Scott Kenney, PhD

Scott Kenney, PhD
Associate Professor
FTE: 25% Extension, 75% Research
Food Animal Health Building, CFAES Wooster
(330) 263-3747 - office, (330)263-3617 - lab (Pounden Hall)
(330) 263-3677
Degree Information: 
Postdoctoral Training - Virginia Tech, Blacksburg, VA
Ph.D. Microbiology & Immunology, Pennsylvania State University College of Medicine
B.S. Animal Bioscience, Pennsylvania State University
Positive stranded RNA viruses, Hepatitis E virus, PRRSV, Porcine delta coronavirus, SARS-CoV-2

The Kenney Lab focus is on understanding how (mostly) positive stranded RNA viruses interact with their hosts using viral infectious clones and reverse genetic systems. Currently, we work on hepatitis E virus (HEV), porcine deltacoronavirus (PDCoV), African swine fever virus, and turkey reovirus. We have additional interests in establishing animal models for human disease and high containment pathogen research.

Our primary focus is hepatitis E virus, a positive-sense RNA virus that is one of the leading causes of acute viral hepatitis worldwide. HEV is endemic to developing countries where poor sanitation enhances the fecal oral transmission of the virus. Typically, healthy individuals recover from HEV infections but in pregnant women the mortality rate can reach 25 percent. HEV is also recognized as a zoonotic disease and can be transmitted from animals to humans in developed countries. Currently, there are 4 genotypes of HEV of human importance; genotypes 1 and 2 solely infect humans and genotype 3 and 4 infect animals (pigs, rabbits, deer) and humans. We are interested in determinants that allow for cross species transmission and pathogenesis of HEV and in the development of animal model systems to understand HEV pathology in the host. Being difficult to propagate in cell culture has led to knowledge of many aspects of the viral lifecycle lagging behind better studied viruses. Recently, a cell culture adapted strain of genotype 3 HEV was discovered from a chronically shedding patient. This virus picked up the human ribosomal protein S17 as part of its genome. We are utilizing this virus strain to understand both how S17 is contributing to virus replication and host range and to characterize HEV-host interactions.
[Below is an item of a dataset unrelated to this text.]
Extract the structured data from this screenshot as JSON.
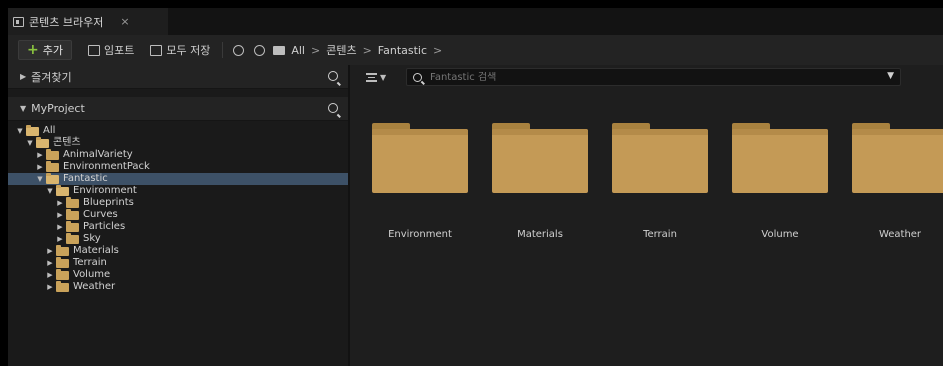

In addition to HEV, we work on swine diseases including African swine fever virus (ASFV). ASFV is a foreign animal disease posing a huge risk to American producers should it emerge in the United States, it would cost producers billions of dollars. We leverage our large animal biosafety 3 facility to test vaccine candidates for efficacy against ASFV. More recently our research concerns cross species transmission of PDCoV. In collaboration with Dr. Bosch at Utrecht University, we showed PDCoV utilizes a conserved domain on the host protein aminopeptidaseN to enter cells from a wide variety of species. We followed up those studies by showing PDCoV can indeed infect commercial poultry. We are currently pursuing studies on PDCoV as both an agricultural and zoonotic health threat. We are utilizing high throughput genetic techniques such as next generation sequencing, and genomic CRISPR knockout to understand host determinants for cross-species virus transmission.

Finally, we are utilizing specific pathogen free turkeys to understand factors associated with newly emerged strains of turkey arthritis reovirus and how the host microbiome may mitigate disease associated with this virus.

Additional Information: 

Areas of Expertise

  • Molecular Virology
  • Emerging Infectious Diseases
  • Vaccine Development
  • Hepatitis E Virus
  • Porcine Diseases¬†
  • Reverse Genetic Systems
  • Zoonosis